ZEC commissioners are appointed by the President while the commission reports to the Justice, Legal and Parliamentary Affairs Minister, who also reports to the President.
The independence of ZEC has always been questioned every time Zimbabwe goes for an election and Saturday’s by-elections have not been an exception.
Addressing members of the civic society at a Zimbabwe Democracy Institute (ZDI) community dialogue on elections in Bulawayo, Zimbabwe Open University (ZOU) academic, Tobias Guzura said there is no way ZEC can ever be independent.
“The appointment process of our electoral management body and the reporting structure of our electoral management body is a recipe for a flawed election at any given point in time,” said Guzura.
“The EMB is a presidential appointment and they serve at the discretion of the sitting president. You can only support where your bread is buttered. I don’t think there is anyone here who is willing to go against their boss at work. So that’s the scenario at our EMB. So as long as the incumbent has control over the EMB, chances of a free and fair election are very lean.”

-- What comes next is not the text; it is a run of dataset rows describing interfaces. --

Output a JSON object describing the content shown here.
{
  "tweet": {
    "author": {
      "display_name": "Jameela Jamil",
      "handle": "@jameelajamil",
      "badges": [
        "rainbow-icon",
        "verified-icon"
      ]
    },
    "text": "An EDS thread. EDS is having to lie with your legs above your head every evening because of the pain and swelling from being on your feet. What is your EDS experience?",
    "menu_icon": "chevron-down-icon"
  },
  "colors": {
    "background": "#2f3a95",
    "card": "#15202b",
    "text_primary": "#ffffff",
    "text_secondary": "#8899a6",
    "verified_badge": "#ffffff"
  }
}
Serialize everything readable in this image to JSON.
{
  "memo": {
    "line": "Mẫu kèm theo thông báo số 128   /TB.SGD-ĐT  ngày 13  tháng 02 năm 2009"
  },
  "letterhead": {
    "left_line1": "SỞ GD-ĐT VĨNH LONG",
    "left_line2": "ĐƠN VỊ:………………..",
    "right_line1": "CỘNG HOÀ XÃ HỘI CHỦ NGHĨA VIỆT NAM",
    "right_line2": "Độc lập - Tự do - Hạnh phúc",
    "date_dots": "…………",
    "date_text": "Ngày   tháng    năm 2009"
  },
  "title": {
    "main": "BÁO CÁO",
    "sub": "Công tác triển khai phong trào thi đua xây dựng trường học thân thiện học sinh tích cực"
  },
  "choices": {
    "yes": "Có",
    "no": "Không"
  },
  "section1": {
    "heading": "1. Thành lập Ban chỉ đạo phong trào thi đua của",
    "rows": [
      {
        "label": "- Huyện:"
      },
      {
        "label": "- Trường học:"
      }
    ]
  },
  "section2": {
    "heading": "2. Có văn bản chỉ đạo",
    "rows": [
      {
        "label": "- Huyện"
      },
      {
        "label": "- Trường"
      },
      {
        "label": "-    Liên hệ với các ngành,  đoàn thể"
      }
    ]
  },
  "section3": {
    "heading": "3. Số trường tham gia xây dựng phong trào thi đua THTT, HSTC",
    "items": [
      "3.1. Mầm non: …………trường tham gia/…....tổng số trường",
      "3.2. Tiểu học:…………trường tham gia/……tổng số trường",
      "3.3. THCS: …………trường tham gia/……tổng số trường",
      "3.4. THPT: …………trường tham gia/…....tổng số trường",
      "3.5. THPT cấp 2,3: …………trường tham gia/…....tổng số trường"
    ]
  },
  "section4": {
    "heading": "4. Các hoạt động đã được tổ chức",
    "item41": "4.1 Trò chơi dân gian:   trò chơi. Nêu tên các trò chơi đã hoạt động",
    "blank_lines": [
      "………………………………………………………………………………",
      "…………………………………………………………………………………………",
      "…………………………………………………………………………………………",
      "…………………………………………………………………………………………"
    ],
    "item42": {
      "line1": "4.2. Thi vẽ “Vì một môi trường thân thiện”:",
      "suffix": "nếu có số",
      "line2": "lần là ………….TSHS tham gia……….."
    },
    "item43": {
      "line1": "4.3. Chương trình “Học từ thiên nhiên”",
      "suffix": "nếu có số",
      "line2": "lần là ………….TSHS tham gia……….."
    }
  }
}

He explained further: “The electoral management body reports to a minister who reports to the president and both the minister and the president are candidates in an election they are supervising.”
Guzura said even if ZEC wanted to be independent that is just impossible.
“We also have the staffing of the EMB being a very problematic situation,” he said.
“A large chunk of our EMB staff are deployed personnel, deployed from the security sector.”
He cited the example of the late Douglas Nyikayaramba who presided over the 2002 presidential elections ostensibly having retired to later return to the army.